|Ask any graduate of St. John the Baptist School where the phrase "For God and Country" can be found, and that person will tell you: engraved over the front entrance to the school. While the slogan may not be original with St. John's, it nonetheless exemplifies the educational programs that took place inside those doors.
Whether one attended in the years prior to 1950, when the Sisters of Mercy staffed the school, or between 1950 and 1973, when sisters of the Congregation de Notre Dame staffed it, the learning atmosphere was the same-one where academic excellence was expected, where the Catholic faith was handed on lovingly, and where discipline was m~ntamed firmly but fairly.
Because virtually all of the students were children of parishioners, it was natural that church and school activities were inextricably entwined. The involvement of the students in Holy Thursday processions, May crownings, and living rosaries was a given, and sacramental preparations (for Eucharist and Confirmation) were integrated into classwork.
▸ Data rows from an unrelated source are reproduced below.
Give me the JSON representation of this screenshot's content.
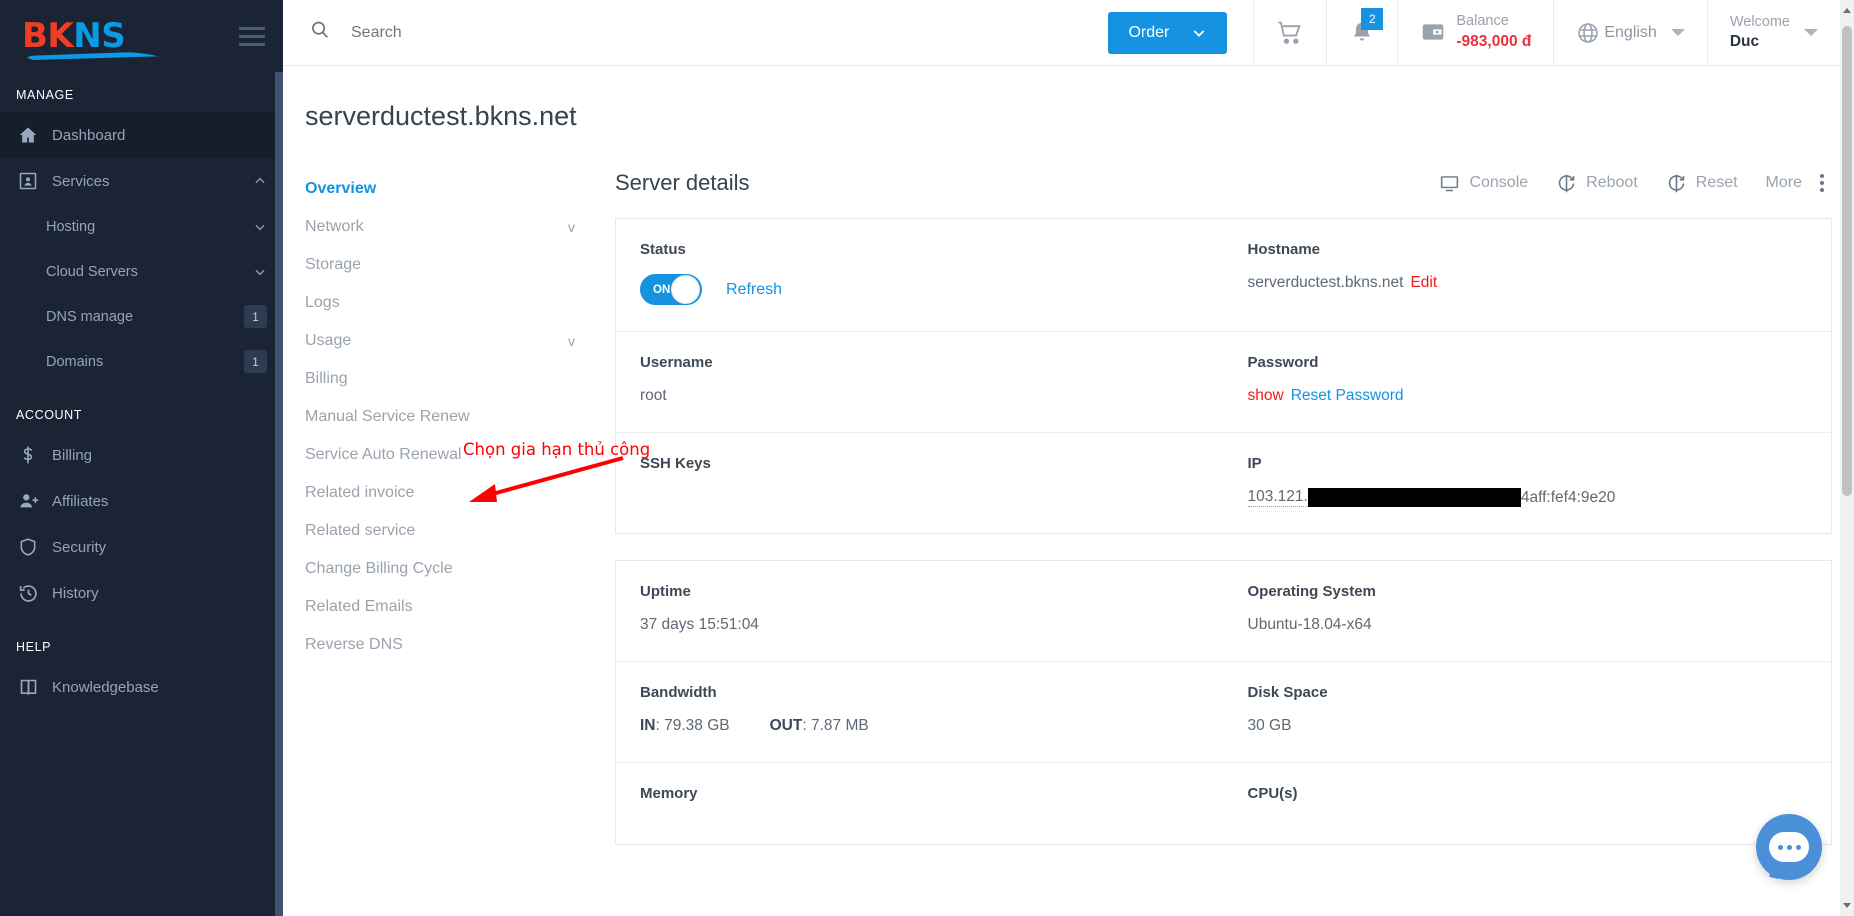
{
  "brand": {
    "logo_part1": "BK",
    "logo_part2": "NS"
  },
  "sidebar": {
    "section_manage": "MANAGE",
    "section_account": "ACCOUNT",
    "section_help": "HELP",
    "manage_items": [
      {
        "label": "Dashboard",
        "icon": "home-icon",
        "badge": "",
        "chevron": ""
      },
      {
        "label": "Services",
        "icon": "services-icon",
        "badge": "",
        "chevron": "up"
      },
      {
        "label": "Hosting",
        "icon": "",
        "badge": "",
        "chevron": "down"
      },
      {
        "label": "Cloud Servers",
        "icon": "",
        "badge": "",
        "chevron": "down"
      },
      {
        "label": "DNS manage",
        "icon": "",
        "badge": "1",
        "chevron": ""
      },
      {
        "label": "Domains",
        "icon": "",
        "badge": "1",
        "chevron": ""
      }
    ],
    "account_items": [
      {
        "label": "Billing",
        "icon": "dollar-icon"
      },
      {
        "label": "Affiliates",
        "icon": "user-plus-icon"
      },
      {
        "label": "Security",
        "icon": "shield-icon"
      },
      {
        "label": "History",
        "icon": "history-icon"
      }
    ],
    "help_items": [
      {
        "label": "Knowledgebase",
        "icon": "book-icon"
      }
    ]
  },
  "topbar": {
    "search_placeholder": "Search",
    "search_value": "",
    "order_label": "Order",
    "notification_count": "2",
    "balance_label": "Balance",
    "balance_amount": "-983,000 đ",
    "language": "English",
    "welcome_label": "Welcome",
    "user_name": "Duc"
  },
  "page": {
    "title": "serverductest.bkns.net"
  },
  "leftnav": {
    "items": [
      {
        "label": "Overview",
        "chevron": "",
        "active": true
      },
      {
        "label": "Network",
        "chevron": "v",
        "active": false
      },
      {
        "label": "Storage",
        "chevron": "",
        "active": false
      },
      {
        "label": "Logs",
        "chevron": "",
        "active": false
      },
      {
        "label": "Usage",
        "chevron": "v",
        "active": false
      },
      {
        "label": "Billing",
        "chevron": "",
        "active": false
      },
      {
        "label": "Manual Service Renew",
        "chevron": "",
        "active": false
      },
      {
        "label": "Service Auto Renewal",
        "chevron": "",
        "active": false
      },
      {
        "label": "Related invoice",
        "chevron": "",
        "active": false
      },
      {
        "label": "Related service",
        "chevron": "",
        "active": false
      },
      {
        "label": "Change Billing Cycle",
        "chevron": "",
        "active": false
      },
      {
        "label": "Related Emails",
        "chevron": "",
        "active": false
      },
      {
        "label": "Reverse DNS",
        "chevron": "",
        "active": false
      }
    ]
  },
  "details": {
    "title": "Server details",
    "actions": [
      {
        "label": "Console",
        "icon": "monitor-icon"
      },
      {
        "label": "Reboot",
        "icon": "refresh-icon"
      },
      {
        "label": "Reset",
        "icon": "refresh-icon"
      },
      {
        "label": "More",
        "icon": ""
      }
    ],
    "fields": {
      "status_label": "Status",
      "status_toggle": "ON",
      "refresh_link": "Refresh",
      "hostname_label": "Hostname",
      "hostname_value": "serverductest.bkns.net",
      "hostname_edit": "Edit",
      "username_label": "Username",
      "username_value": "root",
      "password_label": "Password",
      "password_show": "show",
      "password_reset": "Reset Password",
      "sshkeys_label": "SSH Keys",
      "sshkeys_value": "",
      "ip_label": "IP",
      "ip_prefix": "103.121.",
      "ip_suffix": "4aff:fef4:9e20",
      "uptime_label": "Uptime",
      "uptime_value": "37 days 15:51:04",
      "os_label": "Operating System",
      "os_value": "Ubuntu-18.04-x64",
      "bandwidth_label": "Bandwidth",
      "bandwidth_in_key": "IN",
      "bandwidth_in_value": "79.38 GB",
      "bandwidth_out_key": "OUT",
      "bandwidth_out_value": "7.87 MB",
      "disk_label": "Disk Space",
      "disk_value": "30 GB",
      "memory_label": "Memory",
      "cpu_label": "CPU(s)"
    }
  },
  "annotation": {
    "text": "Chọn gia hạn thủ công",
    "color": "#ff0000"
  },
  "colors": {
    "accent": "#1593e0",
    "sidebar_bg": "#1b2434",
    "danger": "#e8313a",
    "annotation": "#ff0000"
  }
}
Entire classes would be marched to the church to celebrate the sacrament of Penance-known in those days (and probably still by many graduates) as "going to Confession." On First Fridays, the entire school participated in Stations of the Cross and Benediction. Some graduates claim that to this day the smell of incense causes flashbacks! On Sunday mornings, students attended the "Children's Mass" in the basement chapel, where the homily (then called a sermon) would be geared to younger minds, and where all would respond in Latin with the parts usually said only by the altar servers.
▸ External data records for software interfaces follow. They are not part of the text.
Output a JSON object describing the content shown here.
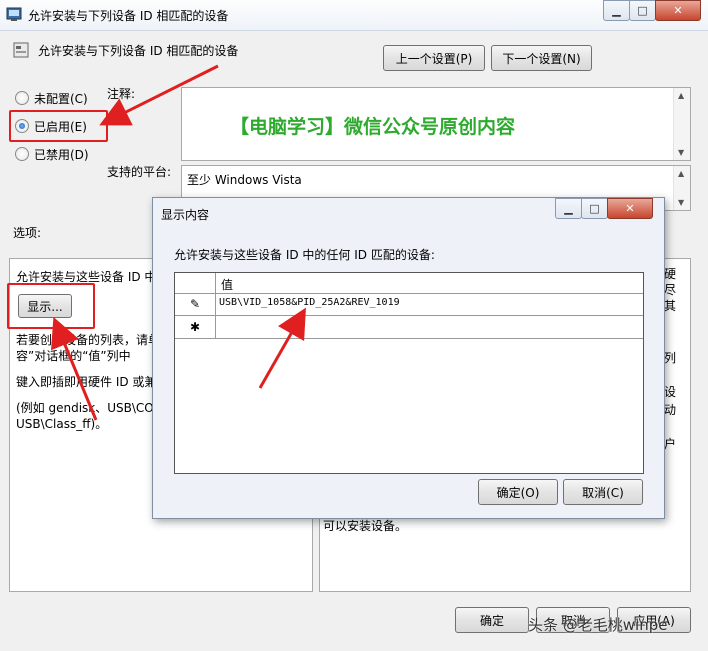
{
  "window": {
    "title": "允许安装与下列设备 ID 相匹配的设备",
    "heading": "允许安装与下列设备 ID 相匹配的设备",
    "controls": [
      "▁",
      "□",
      "✕"
    ]
  },
  "nav": {
    "prev_label": "上一个设置(P)",
    "next_label": "下一个设置(N)"
  },
  "radios": [
    {
      "label": "未配置(C)",
      "selected": false
    },
    {
      "label": "已启用(E)",
      "selected": true
    },
    {
      "label": "已禁用(D)",
      "selected": false
    }
  ],
  "comment": {
    "label": "注释:",
    "text": "【电脑学习】微信公众号原创内容"
  },
  "platform": {
    "label": "支持的平台:",
    "value": "至少 Windows Vista"
  },
  "options": {
    "label": "选项:",
    "desc": "允许安装与这些设备 ID 中",
    "show_button": "显示...",
    "help1": "若要创建设备的列表，请单",
    "help1b": "容”对话框的“值”列中",
    "help2": "键入即插即用硬件 ID 或兼",
    "help3": "(例如 gendisk、USB\\CO",
    "help3b": "USB\\Class_ff)。"
  },
  "help_right": {
    "chars": [
      "硬",
      "尽",
      "其",
      "列",
      "设",
      "动",
      "户"
    ],
    "tail": "可以安装设备。"
  },
  "dialog": {
    "title": "显示内容",
    "prompt": "允许安装与这些设备 ID 中的任何 ID 匹配的设备:",
    "column": "值",
    "rows": [
      {
        "marker": "✎",
        "value": "USB\\VID_1058&PID_25A2&REV_1019"
      },
      {
        "marker": "✱",
        "value": ""
      }
    ],
    "ok": "确定(O)",
    "cancel": "取消(C)"
  },
  "footer": {
    "ok": "确定",
    "cancel": "取消",
    "apply": "应用(A)"
  },
  "watermark": "头条 @老毛桃winpe"
}
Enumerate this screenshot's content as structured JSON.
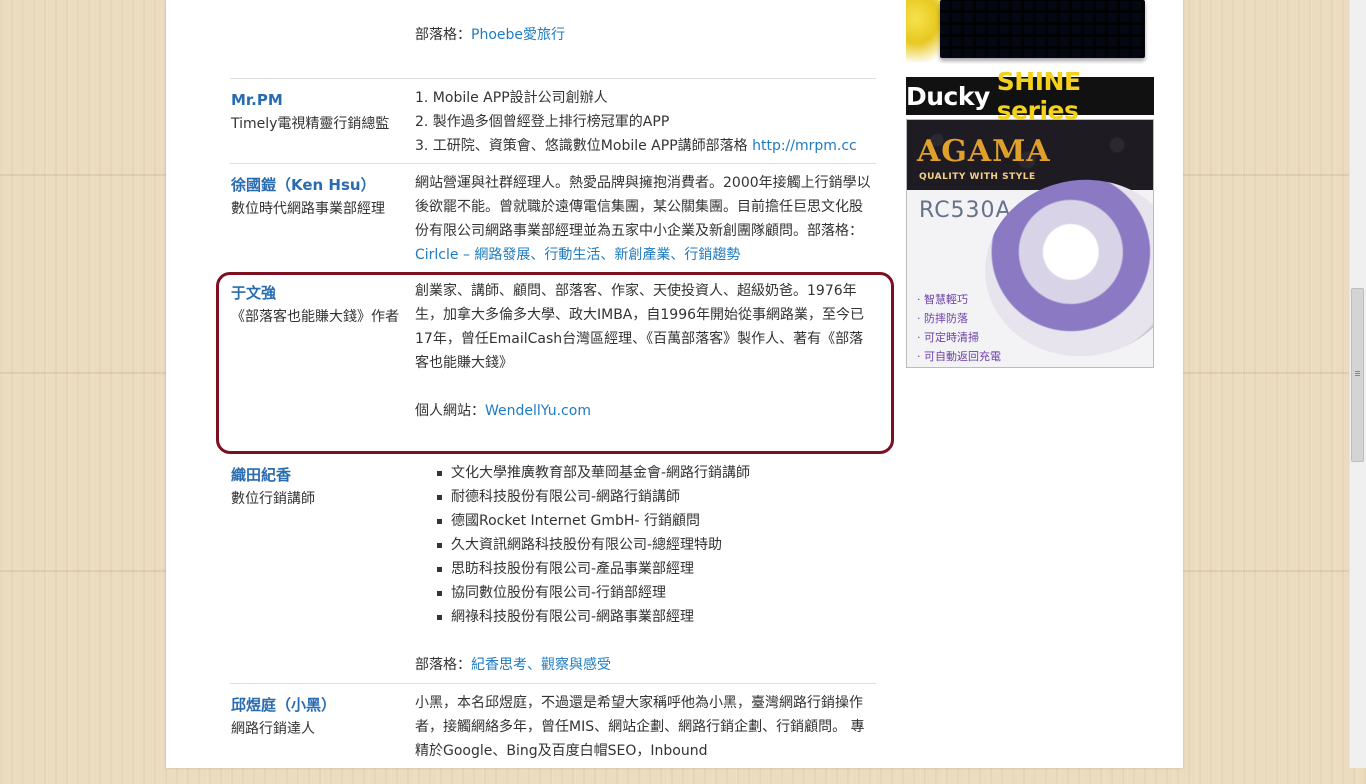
{
  "rows": [
    {
      "blog_label": "部落格：",
      "blog_link": "Phoebe愛旅行"
    },
    {
      "name": "Mr.PM",
      "title": "Timely電視精靈行銷總監",
      "lines": [
        "1. Mobile APP設計公司創辦人",
        "2. 製作過多個曾經登上排行榜冠軍的APP",
        "3. 工研院、資策會、悠識數位Mobile APP講師部落格 "
      ],
      "link": "http://mrpm.cc"
    },
    {
      "name": "徐國鎧（Ken Hsu）",
      "title": "數位時代網路事業部經理",
      "desc": "網站營運與社群經理人。熱愛品牌與擁抱消費者。2000年接觸上行銷學以後欲罷不能。曾就職於遠傳電信集團，某公關集團。目前擔任巨思文化股份有限公司網路事業部經理並為五家中小企業及新創團隊顧問。部落格：",
      "link": "Cirlcle – 網路發展、行動生活、新創產業、行銷趨勢"
    },
    {
      "name": "于文強",
      "title": "《部落客也能賺大錢》作者",
      "desc": "創業家、講師、顧問、部落客、作家、天使投資人、超級奶爸。1976年生，加拿大多倫多大學、政大IMBA，自1996年開始從事網路業，至今已17年，曾任EmailCash台灣區經理、《百萬部落客》製作人、著有《部落客也能賺大錢》",
      "site_label": "個人網站：",
      "site_link": "WendellYu.com"
    },
    {
      "name": "織田紀香",
      "title": "數位行銷講師",
      "items": [
        "文化大學推廣教育部及華岡基金會-網路行銷講師",
        "耐德科技股份有限公司-網路行銷講師",
        "德國Rocket Internet GmbH- 行銷顧問",
        "久大資訊網路科技股份有限公司-總經理特助",
        "思眆科技股份有限公司-產品事業部經理",
        "協同數位股份有限公司-行銷部經理",
        "網祿科技股份有限公司-網路事業部經理"
      ],
      "blog_label": "部落格：",
      "blog_link": "紀香思考、觀察與感受"
    },
    {
      "name": "邱煜庭（小黑）",
      "title": "網路行銷達人",
      "desc": "小黑，本名邱煜庭，不過還是希望大家稱呼他為小黑，臺灣網路行銷操作者，接觸網絡多年，曾任MIS、網站企劃、網路行銷企劃、行銷顧問。 專精於Google、Bing及百度白帽SEO，Inbound"
    }
  ],
  "ads": {
    "ducky_white": "Ducky",
    "ducky_yellow": "SHINE series",
    "agama_logo": "AGAMA",
    "agama_tagline": "QUALITY WITH STYLE",
    "agama_model": "RC530A",
    "agama_features": [
      "· 智慧輕巧",
      "· 防摔防落",
      "· 可定時清掃",
      "· 可自動返回充電"
    ]
  },
  "colors": {
    "link": "#1f7bc1",
    "name": "#2a6cb0",
    "highlight_border": "#7c0f20"
  }
}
Until the mid-1950s, the only place students could have recess was in Elizabeth Street, which ran beside the school. The street would be blocked off at both ends to keep traffic off the street during recess. Ultimately, the house directly behind the school was literally carried away to make room for a schoolyard, so the students could recreate in a safer environment. A line down the center of the yard was the boundary between the boys' play area and the girls' area.
A high proportion of graduates went on to area Catholic high schools~in many cases thanks to scholarships provided by the parish societies. Additionally, a good number of students were inspired by the example of the "good sisters" to serve God as priests and religious, or to become educators in public school settings. Finally, those who pursued secular careers frequently give much credit to the solid education they received at St. John's.